Illinois has become the 11th state to legalize recreational marijuana, Fox News reports, after Governor J.B. Pritzker signed into law a bill passed weeks ago by the state's General Assembly. Pritzker had been expected to sign the bill, considering that he was the one who pushed for it in the first place.
As reported at the time by The Inquisitr, Illinois' General Assembly approved House Bill 1438 at the end of May, in the closing days of the legislators' legislative session. Prior to passing the historic bill, Illinois' House and Senate had been working back and forth to come up with a compromise bill that satisfied the voting members of both chambers, as well as Pritzker.
One of the sticking points had been the status of the tens of thousands of Illinoisans currently engaged with criminal charges or convictions related to pot. Pritzker had wanted a bill that allowed for the pardoning of those already doing time for marijuana convictions, and for the expunging of the criminal records of those who had done their time. The bill that reached Pritzker's desk accomplished both of those things.
Another sticking point was whether or not Illinoisans would be allowed to grow their own cannabis. The bill that the assembly passed allowed for the state's existing medical marijuana users, with a physician's recommendation, to be allowed to grow up to five plants, according to Rolling Stone.Illinois' law allows for in-state residents to purchase up to 30 grams of cannabis per day, while out-of-state residents can purchase 15 grams. Cannabis flowers with a THC content of under 35 percent will be taxed at 10 percent; vape oils and other concentrates will be taxed at 25 percent; and cannabis-infused products such as candies and brownies will be taxed at 20 percent. Anyone who wishes to purchase cannabis must be at least 21 years of age or older.
Shanita Penny, president of the Oregon-based Minority Cannabis Business Association, says that she hopes that Illinois' cannabis industry will include representation by people of color, in sharp contrast to the industry's reputation for being lily-white. "I am hopeful that this thoughtful legislation... improves the representation of minorities as business owners in the industry and reinvesting in disadvantaged communities," she says.
According to ProCon.org, 33 states have some form of legalized marijuana, either recreational or medical. However, since the Obama administration, the federal government's policy has been one of not interfering with state marijuana laws as long as certain conditions -- such as keeping it out of the hands of children -- are met. The Trump administration has continued that policy, so far.

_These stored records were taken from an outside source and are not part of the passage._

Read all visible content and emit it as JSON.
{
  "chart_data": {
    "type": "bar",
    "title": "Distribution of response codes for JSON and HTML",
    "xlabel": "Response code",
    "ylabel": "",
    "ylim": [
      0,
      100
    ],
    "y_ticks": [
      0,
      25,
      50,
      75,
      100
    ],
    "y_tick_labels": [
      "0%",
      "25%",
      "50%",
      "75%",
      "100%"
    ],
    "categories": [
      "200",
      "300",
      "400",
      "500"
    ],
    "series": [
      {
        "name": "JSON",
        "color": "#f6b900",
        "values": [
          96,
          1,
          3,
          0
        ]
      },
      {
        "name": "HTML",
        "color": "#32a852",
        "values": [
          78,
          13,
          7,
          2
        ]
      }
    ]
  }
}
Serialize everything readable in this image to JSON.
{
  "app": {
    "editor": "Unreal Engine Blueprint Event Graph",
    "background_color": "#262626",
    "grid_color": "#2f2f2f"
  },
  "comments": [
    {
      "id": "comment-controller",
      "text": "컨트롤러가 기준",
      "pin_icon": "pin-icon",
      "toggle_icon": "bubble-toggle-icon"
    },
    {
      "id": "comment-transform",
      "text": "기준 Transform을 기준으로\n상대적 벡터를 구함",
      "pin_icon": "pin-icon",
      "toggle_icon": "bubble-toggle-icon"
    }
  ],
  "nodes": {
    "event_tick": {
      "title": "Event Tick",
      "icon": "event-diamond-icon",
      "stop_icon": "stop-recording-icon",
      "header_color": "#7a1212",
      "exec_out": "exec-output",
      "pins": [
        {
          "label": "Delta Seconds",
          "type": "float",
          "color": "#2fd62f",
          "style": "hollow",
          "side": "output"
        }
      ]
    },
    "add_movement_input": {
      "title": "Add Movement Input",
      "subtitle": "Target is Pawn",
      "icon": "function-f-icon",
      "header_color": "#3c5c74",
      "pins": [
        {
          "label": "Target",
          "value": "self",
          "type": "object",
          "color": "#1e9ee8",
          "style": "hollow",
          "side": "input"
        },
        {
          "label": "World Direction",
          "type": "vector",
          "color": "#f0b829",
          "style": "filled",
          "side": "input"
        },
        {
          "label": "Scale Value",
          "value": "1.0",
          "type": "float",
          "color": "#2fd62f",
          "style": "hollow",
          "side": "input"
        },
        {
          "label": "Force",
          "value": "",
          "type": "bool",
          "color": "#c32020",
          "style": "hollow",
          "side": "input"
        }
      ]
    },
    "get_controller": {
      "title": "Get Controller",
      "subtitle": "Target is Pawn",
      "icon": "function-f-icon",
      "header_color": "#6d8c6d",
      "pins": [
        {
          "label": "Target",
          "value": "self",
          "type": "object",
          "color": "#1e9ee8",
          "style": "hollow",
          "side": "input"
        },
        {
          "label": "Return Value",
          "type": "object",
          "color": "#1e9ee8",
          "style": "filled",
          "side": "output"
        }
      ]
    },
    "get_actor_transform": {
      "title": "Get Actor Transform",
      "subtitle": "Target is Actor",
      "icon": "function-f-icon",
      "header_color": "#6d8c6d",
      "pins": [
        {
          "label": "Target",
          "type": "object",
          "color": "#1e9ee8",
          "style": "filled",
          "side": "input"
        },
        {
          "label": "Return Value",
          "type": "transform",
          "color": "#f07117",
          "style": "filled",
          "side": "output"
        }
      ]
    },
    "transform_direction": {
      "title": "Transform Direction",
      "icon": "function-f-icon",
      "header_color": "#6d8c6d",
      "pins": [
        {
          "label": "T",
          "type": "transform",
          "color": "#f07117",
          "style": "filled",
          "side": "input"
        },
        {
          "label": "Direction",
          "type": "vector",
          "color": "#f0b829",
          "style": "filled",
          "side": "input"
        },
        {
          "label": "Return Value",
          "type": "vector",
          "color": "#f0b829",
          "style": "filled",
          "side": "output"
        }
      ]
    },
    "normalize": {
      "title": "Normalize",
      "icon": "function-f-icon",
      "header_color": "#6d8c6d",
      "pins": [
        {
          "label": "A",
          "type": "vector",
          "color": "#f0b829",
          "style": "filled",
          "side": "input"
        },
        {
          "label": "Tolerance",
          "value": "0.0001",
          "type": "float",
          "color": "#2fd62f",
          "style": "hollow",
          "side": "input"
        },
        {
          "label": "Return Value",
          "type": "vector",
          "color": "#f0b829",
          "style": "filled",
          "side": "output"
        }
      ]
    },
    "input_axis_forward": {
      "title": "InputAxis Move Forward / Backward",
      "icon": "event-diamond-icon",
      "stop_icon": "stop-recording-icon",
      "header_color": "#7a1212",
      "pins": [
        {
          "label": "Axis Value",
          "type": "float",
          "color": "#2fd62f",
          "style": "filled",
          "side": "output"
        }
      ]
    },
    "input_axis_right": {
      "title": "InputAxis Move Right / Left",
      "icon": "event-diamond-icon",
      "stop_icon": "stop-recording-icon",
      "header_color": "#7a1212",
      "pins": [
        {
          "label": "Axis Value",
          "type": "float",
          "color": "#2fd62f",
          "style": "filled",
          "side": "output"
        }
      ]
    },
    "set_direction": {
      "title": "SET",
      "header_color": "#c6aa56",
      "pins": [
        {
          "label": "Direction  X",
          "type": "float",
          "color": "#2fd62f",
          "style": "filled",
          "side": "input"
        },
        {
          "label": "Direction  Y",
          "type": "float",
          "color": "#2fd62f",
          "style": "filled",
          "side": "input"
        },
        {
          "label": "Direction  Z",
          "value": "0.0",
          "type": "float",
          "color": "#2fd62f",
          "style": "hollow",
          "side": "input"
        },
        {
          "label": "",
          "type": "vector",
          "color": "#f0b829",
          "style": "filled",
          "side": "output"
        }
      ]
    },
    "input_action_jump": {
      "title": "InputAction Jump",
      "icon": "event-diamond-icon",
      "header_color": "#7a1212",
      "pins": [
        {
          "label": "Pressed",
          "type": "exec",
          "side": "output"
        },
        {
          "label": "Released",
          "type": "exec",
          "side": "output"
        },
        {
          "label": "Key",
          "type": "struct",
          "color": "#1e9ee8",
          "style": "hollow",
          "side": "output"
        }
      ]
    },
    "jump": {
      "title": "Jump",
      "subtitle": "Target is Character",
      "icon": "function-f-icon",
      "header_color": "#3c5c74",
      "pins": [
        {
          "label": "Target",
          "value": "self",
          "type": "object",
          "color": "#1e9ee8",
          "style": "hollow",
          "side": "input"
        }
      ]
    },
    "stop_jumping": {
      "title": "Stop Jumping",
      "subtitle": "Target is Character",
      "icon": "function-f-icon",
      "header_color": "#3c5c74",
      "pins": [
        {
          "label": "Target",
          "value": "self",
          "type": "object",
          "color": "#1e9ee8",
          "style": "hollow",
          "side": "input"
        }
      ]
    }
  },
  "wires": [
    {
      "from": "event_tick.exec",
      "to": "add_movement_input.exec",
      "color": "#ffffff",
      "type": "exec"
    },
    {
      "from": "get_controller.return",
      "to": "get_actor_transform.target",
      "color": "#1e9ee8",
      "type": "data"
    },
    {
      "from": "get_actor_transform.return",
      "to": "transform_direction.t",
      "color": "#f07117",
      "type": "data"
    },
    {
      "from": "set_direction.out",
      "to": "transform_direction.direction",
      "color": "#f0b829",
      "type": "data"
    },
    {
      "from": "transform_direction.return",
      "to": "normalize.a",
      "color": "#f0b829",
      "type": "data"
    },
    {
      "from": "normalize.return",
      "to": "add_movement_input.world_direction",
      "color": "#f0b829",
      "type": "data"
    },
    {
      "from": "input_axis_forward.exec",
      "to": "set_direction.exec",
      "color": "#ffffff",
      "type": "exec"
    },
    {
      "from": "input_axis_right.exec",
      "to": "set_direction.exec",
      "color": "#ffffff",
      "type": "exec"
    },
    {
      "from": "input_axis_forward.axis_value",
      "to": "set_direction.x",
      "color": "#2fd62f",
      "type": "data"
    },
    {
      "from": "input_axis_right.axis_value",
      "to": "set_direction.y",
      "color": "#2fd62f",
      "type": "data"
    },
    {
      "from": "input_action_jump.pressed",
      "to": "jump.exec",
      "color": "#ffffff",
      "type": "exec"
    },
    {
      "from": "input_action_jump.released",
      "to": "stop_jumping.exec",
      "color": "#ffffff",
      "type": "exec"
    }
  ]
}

Illinois' recreational marijuana law takes effect on January 1, 2020.